Start of Block
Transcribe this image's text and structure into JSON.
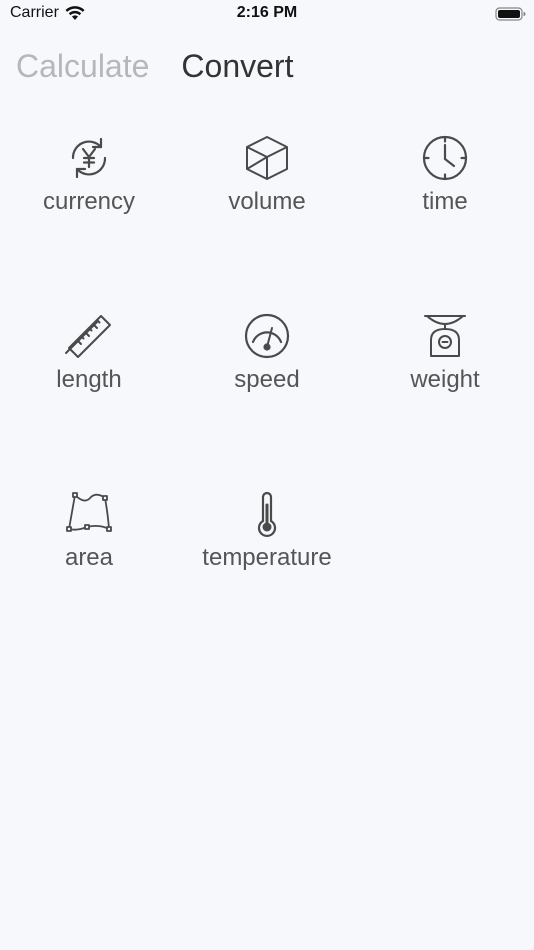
{
  "status_bar": {
    "carrier": "Carrier",
    "time": "2:16 PM"
  },
  "tabs": [
    {
      "label": "Calculate",
      "active": false
    },
    {
      "label": "Convert",
      "active": true
    }
  ],
  "categories": [
    {
      "label": "currency",
      "icon": "currency-exchange-icon"
    },
    {
      "label": "volume",
      "icon": "cube-icon"
    },
    {
      "label": "time",
      "icon": "clock-icon"
    },
    {
      "label": "length",
      "icon": "ruler-icon"
    },
    {
      "label": "speed",
      "icon": "speedometer-icon"
    },
    {
      "label": "weight",
      "icon": "scale-icon"
    },
    {
      "label": "area",
      "icon": "area-shape-icon"
    },
    {
      "label": "temperature",
      "icon": "thermometer-icon"
    }
  ],
  "colors": {
    "background": "#f7f8fc",
    "icon": "#4a4a4a",
    "label": "#555555",
    "tab_inactive": "#b7b7b9",
    "tab_active": "#333333"
  }
}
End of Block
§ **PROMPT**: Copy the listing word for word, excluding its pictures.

§ **TASK SOLUTION**:
Transcribe this image's text and structure into JSON.
{
  "status_bar": {
    "carrier": "Carrier",
    "time": "2:16 PM"
  },
  "tabs": [
    {
      "label": "Calculate",
      "active": false
    },
    {
      "label": "Convert",
      "active": true
    }
  ],
  "categories": [
    {
      "label": "currency",
      "icon": "currency-exchange-icon"
    },
    {
      "label": "volume",
      "icon": "cube-icon"
    },
    {
      "label": "time",
      "icon": "clock-icon"
    },
    {
      "label": "length",
      "icon": "ruler-icon"
    },
    {
      "label": "speed",
      "icon": "speedometer-icon"
    },
    {
      "label": "weight",
      "icon": "scale-icon"
    },
    {
      "label": "area",
      "icon": "area-shape-icon"
    },
    {
      "label": "temperature",
      "icon": "thermometer-icon"
    }
  ],
  "colors": {
    "background": "#f7f8fc",
    "icon": "#4a4a4a",
    "label": "#555555",
    "tab_inactive": "#b7b7b9",
    "tab_active": "#333333"
  }
}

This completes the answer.